Aerial view of the Sunspot Solar Observatory site on Sacramento Peak in New Mexico. Sunspot will re-open Monday (Sept. 17) after having been closed for 10 days while authorities investigated criminal activity.
Credit: National Solar Observatory/NSF

It wasn't aliens, or a doomsday solar flare.

No, the Sunspot Solar Observatory — a National Solar Observatory facility high up on New Mexico's Sacramento Peak — has been closed for the past 10 days because of a criminal investigation.

"AURA has been cooperating with an ongoing law enforcement investigation of criminal activity that occurred at Sacramento Peak," representatives of the Association of Universities for Research in Astronomy, which operates Sunspot, wrote in a statement Sunday (Sept. 16). "During this time, we became concerned that a suspect in the investigation potentially posed a threat to the safety of local staff and residents. For this reason, AURA temporarily vacated the facility and ceased science activities at this location."

But things are about to get back to normal.

"In light of recent developments in the investigation, we have determined there is no risk to staff, and Sunspot Solar Observatory is transitioning back to regular operations as of September 17th," the statement added.

AURA officials had previously cited a "security issue" as the cause of the closure (which also affected a nearby post office) but did not elaborate. The FBI was apparently involved but kept pretty much everyone, including local law enforcement, in the dark about what was going on.

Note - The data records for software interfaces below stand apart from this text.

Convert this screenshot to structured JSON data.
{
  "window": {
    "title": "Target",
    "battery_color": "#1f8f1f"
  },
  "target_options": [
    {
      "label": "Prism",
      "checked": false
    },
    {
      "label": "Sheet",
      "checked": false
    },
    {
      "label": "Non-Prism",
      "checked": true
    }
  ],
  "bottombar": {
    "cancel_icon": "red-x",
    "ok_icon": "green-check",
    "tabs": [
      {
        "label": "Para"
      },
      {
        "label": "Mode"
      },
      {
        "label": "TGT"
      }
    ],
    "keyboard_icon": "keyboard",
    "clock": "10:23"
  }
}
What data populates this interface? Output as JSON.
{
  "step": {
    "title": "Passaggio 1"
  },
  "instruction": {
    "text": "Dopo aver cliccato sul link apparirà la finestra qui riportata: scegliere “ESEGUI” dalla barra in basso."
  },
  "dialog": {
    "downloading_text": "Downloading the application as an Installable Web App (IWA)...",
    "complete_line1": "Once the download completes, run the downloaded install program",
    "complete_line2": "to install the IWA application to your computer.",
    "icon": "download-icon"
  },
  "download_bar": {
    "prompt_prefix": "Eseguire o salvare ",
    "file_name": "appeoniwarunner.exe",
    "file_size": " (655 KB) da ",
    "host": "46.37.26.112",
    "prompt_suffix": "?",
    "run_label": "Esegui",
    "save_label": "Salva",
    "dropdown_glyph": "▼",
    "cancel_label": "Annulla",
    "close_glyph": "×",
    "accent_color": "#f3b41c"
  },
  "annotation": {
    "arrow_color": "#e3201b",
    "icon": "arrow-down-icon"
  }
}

As often happens, rumors rushed in to fill the information-free void. Speculation ranged from the ridiculous (that the government wanted to squash news of an alien-life detection or civilization-destroying solar flare) to the plausible (that some bad actor had planted spy gear on the Sunspot grounds, which provide a good view of the White Sands Missile Range and Holloman Air Force Base).

That latter explanation may still be in play; AURA has not disclosed the nature of the criminal activity being investigated.

"We recognize that the lack of communications while the facility was vacated was concerning and frustrating for some," Sunday's AURA statement added. "However, our desire to provide additional information had to be balanced against the risk that, if spread at the time, the news would alert the suspect and impede the law enforcement investigation. That was a risk we could not take."

The Sunspot Solar Observatory was established in 1947. Its main eye on the sky today is the Dunn Solar Telescope, which was completed in 1969 and helps researchers better understand the sun, solar activity and its effects on Earth.

Nine people, from New Mexico State University and AURA, work at the observatory, AURA representatives said.

Follow Mike Wall on Twitter @michaeldwall and Google+. Follow us @Spacedotcom, Facebook or Google+. Originally published on Space.com.